● **Exercise requirements**: Write all of the entries out again exactly, but not the images.

Entries from a dataset of interfaces:
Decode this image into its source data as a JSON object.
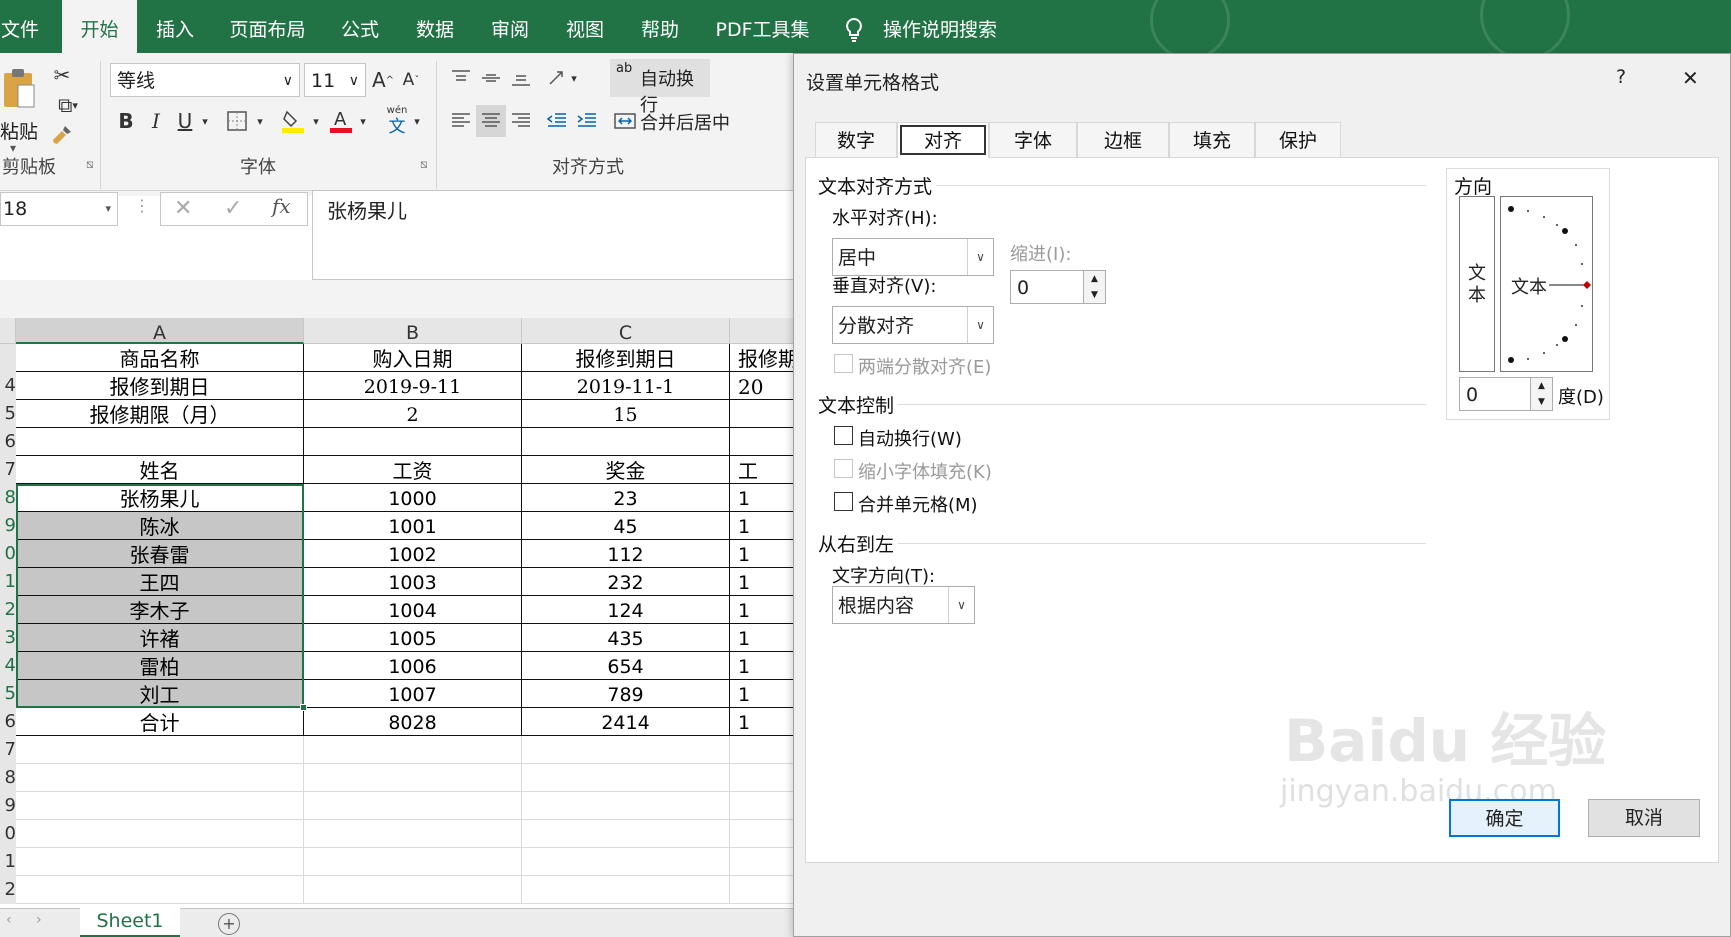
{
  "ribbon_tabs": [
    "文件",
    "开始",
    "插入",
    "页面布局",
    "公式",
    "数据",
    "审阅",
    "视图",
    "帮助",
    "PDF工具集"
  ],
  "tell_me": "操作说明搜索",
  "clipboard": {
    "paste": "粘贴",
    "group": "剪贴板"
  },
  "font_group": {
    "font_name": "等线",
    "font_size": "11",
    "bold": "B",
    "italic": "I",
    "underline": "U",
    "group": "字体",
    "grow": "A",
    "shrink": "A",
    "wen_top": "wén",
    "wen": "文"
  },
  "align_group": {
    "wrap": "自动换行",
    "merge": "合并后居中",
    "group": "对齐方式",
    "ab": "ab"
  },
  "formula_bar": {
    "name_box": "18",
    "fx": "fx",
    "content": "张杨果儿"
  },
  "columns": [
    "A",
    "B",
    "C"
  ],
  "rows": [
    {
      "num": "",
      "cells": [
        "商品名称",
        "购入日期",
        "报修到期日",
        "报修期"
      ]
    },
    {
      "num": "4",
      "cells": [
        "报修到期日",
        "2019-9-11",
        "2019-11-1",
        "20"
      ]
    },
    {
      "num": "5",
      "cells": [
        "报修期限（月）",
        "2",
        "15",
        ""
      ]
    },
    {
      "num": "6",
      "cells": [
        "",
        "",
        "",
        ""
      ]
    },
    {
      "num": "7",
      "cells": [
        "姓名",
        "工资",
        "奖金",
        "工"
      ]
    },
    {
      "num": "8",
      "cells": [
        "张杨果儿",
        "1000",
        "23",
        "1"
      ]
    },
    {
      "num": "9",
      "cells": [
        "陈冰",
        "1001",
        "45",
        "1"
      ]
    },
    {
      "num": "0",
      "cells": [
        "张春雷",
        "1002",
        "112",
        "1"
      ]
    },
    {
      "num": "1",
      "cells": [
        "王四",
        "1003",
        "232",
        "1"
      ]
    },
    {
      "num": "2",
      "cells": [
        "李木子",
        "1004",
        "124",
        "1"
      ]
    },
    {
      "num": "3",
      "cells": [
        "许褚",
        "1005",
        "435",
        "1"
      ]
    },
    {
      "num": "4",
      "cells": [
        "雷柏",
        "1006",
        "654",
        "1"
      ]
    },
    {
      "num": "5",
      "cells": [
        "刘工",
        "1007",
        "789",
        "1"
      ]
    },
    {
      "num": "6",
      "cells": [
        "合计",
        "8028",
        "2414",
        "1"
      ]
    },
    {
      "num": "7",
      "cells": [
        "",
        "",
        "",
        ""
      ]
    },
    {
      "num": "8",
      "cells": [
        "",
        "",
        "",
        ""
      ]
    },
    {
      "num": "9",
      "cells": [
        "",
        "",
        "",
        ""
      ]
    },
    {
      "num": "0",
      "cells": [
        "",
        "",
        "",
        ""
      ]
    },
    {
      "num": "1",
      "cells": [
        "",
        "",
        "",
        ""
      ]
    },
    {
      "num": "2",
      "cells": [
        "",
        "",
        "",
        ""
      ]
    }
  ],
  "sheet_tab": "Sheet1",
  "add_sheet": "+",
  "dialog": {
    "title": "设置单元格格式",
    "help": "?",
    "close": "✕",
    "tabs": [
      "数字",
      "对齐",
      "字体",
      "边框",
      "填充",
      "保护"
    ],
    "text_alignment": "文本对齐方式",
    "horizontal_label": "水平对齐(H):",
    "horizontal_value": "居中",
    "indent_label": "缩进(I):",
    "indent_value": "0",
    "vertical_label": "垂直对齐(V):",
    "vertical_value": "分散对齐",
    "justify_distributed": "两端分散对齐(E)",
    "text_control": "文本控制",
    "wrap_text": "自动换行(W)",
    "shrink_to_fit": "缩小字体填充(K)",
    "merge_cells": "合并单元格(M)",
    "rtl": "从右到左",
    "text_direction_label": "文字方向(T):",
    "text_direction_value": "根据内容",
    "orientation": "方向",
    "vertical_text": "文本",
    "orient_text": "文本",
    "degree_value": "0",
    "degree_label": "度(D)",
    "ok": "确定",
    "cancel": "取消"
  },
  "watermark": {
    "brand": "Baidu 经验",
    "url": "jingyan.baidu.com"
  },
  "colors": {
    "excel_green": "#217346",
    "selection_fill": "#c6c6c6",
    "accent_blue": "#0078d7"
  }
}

● **The answer**:
Decode this image into its source data as a JSON object.
{
  "ribbon_tabs": [
    "文件",
    "开始",
    "插入",
    "页面布局",
    "公式",
    "数据",
    "审阅",
    "视图",
    "帮助",
    "PDF工具集"
  ],
  "tell_me": "操作说明搜索",
  "clipboard": {
    "paste": "粘贴",
    "group": "剪贴板"
  },
  "font_group": {
    "font_name": "等线",
    "font_size": "11",
    "bold": "B",
    "italic": "I",
    "underline": "U",
    "group": "字体",
    "grow": "A",
    "shrink": "A",
    "wen_top": "wén",
    "wen": "文"
  },
  "align_group": {
    "wrap": "自动换行",
    "merge": "合并后居中",
    "group": "对齐方式",
    "ab": "ab"
  },
  "formula_bar": {
    "name_box": "18",
    "fx": "fx",
    "content": "张杨果儿"
  },
  "columns": [
    "A",
    "B",
    "C"
  ],
  "rows": [
    {
      "num": "",
      "cells": [
        "商品名称",
        "购入日期",
        "报修到期日",
        "报修期"
      ]
    },
    {
      "num": "4",
      "cells": [
        "报修到期日",
        "2019-9-11",
        "2019-11-1",
        "20"
      ]
    },
    {
      "num": "5",
      "cells": [
        "报修期限（月）",
        "2",
        "15",
        ""
      ]
    },
    {
      "num": "6",
      "cells": [
        "",
        "",
        "",
        ""
      ]
    },
    {
      "num": "7",
      "cells": [
        "姓名",
        "工资",
        "奖金",
        "工"
      ]
    },
    {
      "num": "8",
      "cells": [
        "张杨果儿",
        "1000",
        "23",
        "1"
      ]
    },
    {
      "num": "9",
      "cells": [
        "陈冰",
        "1001",
        "45",
        "1"
      ]
    },
    {
      "num": "0",
      "cells": [
        "张春雷",
        "1002",
        "112",
        "1"
      ]
    },
    {
      "num": "1",
      "cells": [
        "王四",
        "1003",
        "232",
        "1"
      ]
    },
    {
      "num": "2",
      "cells": [
        "李木子",
        "1004",
        "124",
        "1"
      ]
    },
    {
      "num": "3",
      "cells": [
        "许褚",
        "1005",
        "435",
        "1"
      ]
    },
    {
      "num": "4",
      "cells": [
        "雷柏",
        "1006",
        "654",
        "1"
      ]
    },
    {
      "num": "5",
      "cells": [
        "刘工",
        "1007",
        "789",
        "1"
      ]
    },
    {
      "num": "6",
      "cells": [
        "合计",
        "8028",
        "2414",
        "1"
      ]
    },
    {
      "num": "7",
      "cells": [
        "",
        "",
        "",
        ""
      ]
    },
    {
      "num": "8",
      "cells": [
        "",
        "",
        "",
        ""
      ]
    },
    {
      "num": "9",
      "cells": [
        "",
        "",
        "",
        ""
      ]
    },
    {
      "num": "0",
      "cells": [
        "",
        "",
        "",
        ""
      ]
    },
    {
      "num": "1",
      "cells": [
        "",
        "",
        "",
        ""
      ]
    },
    {
      "num": "2",
      "cells": [
        "",
        "",
        "",
        ""
      ]
    }
  ],
  "sheet_tab": "Sheet1",
  "add_sheet": "+",
  "dialog": {
    "title": "设置单元格格式",
    "help": "?",
    "close": "✕",
    "tabs": [
      "数字",
      "对齐",
      "字体",
      "边框",
      "填充",
      "保护"
    ],
    "text_alignment": "文本对齐方式",
    "horizontal_label": "水平对齐(H):",
    "horizontal_value": "居中",
    "indent_label": "缩进(I):",
    "indent_value": "0",
    "vertical_label": "垂直对齐(V):",
    "vertical_value": "分散对齐",
    "justify_distributed": "两端分散对齐(E)",
    "text_control": "文本控制",
    "wrap_text": "自动换行(W)",
    "shrink_to_fit": "缩小字体填充(K)",
    "merge_cells": "合并单元格(M)",
    "rtl": "从右到左",
    "text_direction_label": "文字方向(T):",
    "text_direction_value": "根据内容",
    "orientation": "方向",
    "vertical_text": "文本",
    "orient_text": "文本",
    "degree_value": "0",
    "degree_label": "度(D)",
    "ok": "确定",
    "cancel": "取消"
  },
  "watermark": {
    "brand": "Baidu 经验",
    "url": "jingyan.baidu.com"
  },
  "colors": {
    "excel_green": "#217346",
    "selection_fill": "#c6c6c6",
    "accent_blue": "#0078d7"
  }
}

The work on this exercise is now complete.